A tenant has an implied right to “quiet enjoyment” of a leased premises. Quiet enjoyment is described, by the Massachusetts Superior Court, as a tenant’s right to freedom from serious interference with his tenancy, or acts or omissions that impair the character and value of the leasehold. “The interference need not arise from the landlord’s conduct directly; a landlord may incur liability as a result of conduct of third parties, if serious interference with the tenancy is a natural and probable consequence of what the landlord did, what he failed to do, or what he permitted to be done. A landlord’s failure to repair defects in the premises of which the landlord has notice can give rise to liability, if such defects result in a serious interference with the tenancy. The conduct of the landlord need not be intentional, but it must be at least negligent.”

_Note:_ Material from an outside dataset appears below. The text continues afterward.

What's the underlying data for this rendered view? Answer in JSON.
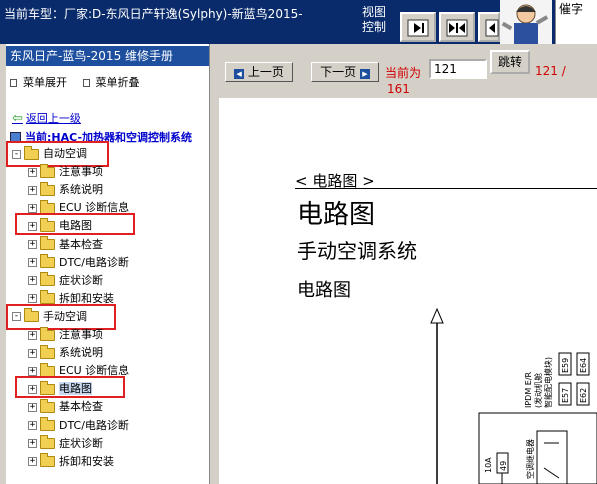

The right can be breached by nearly any major disturbance that prevents the tenant from using the property as he or she intended. Thus, failing to provide for heat, having a property that doesn’t live up to the health and safety standards of the state or is otherwise uninhabitable, or a landlord’s failure to take action against other tenants who make loud or excessive noise at unreasonable hours include breaches of the right to quiet enjoyment. Quiet enjoyment can also be violated if the tenant fails to provide proper security in an area of high crime.
A tenant can sue a landlord for breach of the quiet enjoyment. If a tenant is successful, the tenant is entitled to the difference between the rent and actual value of the tenant’s unexpired lease term – thus, if a tenant is forced to move out because of the disturbance, the landlord is liable for the entire rent.